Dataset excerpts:
════════════════════

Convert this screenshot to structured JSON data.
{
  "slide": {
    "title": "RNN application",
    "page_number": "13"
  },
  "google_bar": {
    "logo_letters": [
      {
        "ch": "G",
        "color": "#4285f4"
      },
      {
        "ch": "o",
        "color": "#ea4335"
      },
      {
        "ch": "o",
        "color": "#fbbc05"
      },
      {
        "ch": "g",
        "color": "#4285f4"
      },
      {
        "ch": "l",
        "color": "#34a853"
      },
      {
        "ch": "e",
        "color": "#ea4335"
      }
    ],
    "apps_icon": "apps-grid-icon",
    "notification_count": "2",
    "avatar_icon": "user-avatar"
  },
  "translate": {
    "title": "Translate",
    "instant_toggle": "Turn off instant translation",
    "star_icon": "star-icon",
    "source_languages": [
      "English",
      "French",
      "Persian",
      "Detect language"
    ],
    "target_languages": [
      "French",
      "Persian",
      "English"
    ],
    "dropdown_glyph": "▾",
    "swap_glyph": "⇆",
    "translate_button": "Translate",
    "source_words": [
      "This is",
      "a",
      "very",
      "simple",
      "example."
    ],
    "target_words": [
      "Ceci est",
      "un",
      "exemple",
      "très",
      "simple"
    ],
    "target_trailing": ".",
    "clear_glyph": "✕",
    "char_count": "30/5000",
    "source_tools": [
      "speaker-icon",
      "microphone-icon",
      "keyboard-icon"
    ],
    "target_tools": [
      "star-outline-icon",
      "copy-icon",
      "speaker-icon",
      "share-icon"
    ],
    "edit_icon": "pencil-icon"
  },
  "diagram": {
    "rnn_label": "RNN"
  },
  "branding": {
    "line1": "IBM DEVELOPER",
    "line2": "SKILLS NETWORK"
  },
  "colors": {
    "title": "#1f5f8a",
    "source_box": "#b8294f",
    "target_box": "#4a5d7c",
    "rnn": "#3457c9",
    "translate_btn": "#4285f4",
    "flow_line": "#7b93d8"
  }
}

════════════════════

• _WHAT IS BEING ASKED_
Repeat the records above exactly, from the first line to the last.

• _RESPONSE AREA_
Convert this screenshot to structured JSON data.
{
  "slide": {
    "title": "RNN application",
    "page_number": "13"
  },
  "google_bar": {
    "logo_letters": [
      {
        "ch": "G",
        "color": "#4285f4"
      },
      {
        "ch": "o",
        "color": "#ea4335"
      },
      {
        "ch": "o",
        "color": "#fbbc05"
      },
      {
        "ch": "g",
        "color": "#4285f4"
      },
      {
        "ch": "l",
        "color": "#34a853"
      },
      {
        "ch": "e",
        "color": "#ea4335"
      }
    ],
    "apps_icon": "apps-grid-icon",
    "notification_count": "2",
    "avatar_icon": "user-avatar"
  },
  "translate": {
    "title": "Translate",
    "instant_toggle": "Turn off instant translation",
    "star_icon": "star-icon",
    "source_languages": [
      "English",
      "French",
      "Persian",
      "Detect language"
    ],
    "target_languages": [
      "French",
      "Persian",
      "English"
    ],
    "dropdown_glyph": "▾",
    "swap_glyph": "⇆",
    "translate_button": "Translate",
    "source_words": [
      "This is",
      "a",
      "very",
      "simple",
      "example."
    ],
    "target_words": [
      "Ceci est",
      "un",
      "exemple",
      "très",
      "simple"
    ],
    "target_trailing": ".",
    "clear_glyph": "✕",
    "char_count": "30/5000",
    "source_tools": [
      "speaker-icon",
      "microphone-icon",
      "keyboard-icon"
    ],
    "target_tools": [
      "star-outline-icon",
      "copy-icon",
      "speaker-icon",
      "share-icon"
    ],
    "edit_icon": "pencil-icon"
  },
  "diagram": {
    "rnn_label": "RNN"
  },
  "branding": {
    "line1": "IBM DEVELOPER",
    "line2": "SKILLS NETWORK"
  },
  "colors": {
    "title": "#1f5f8a",
    "source_box": "#b8294f",
    "target_box": "#4a5d7c",
    "rnn": "#3457c9",
    "translate_btn": "#4285f4",
    "flow_line": "#7b93d8"
  }
}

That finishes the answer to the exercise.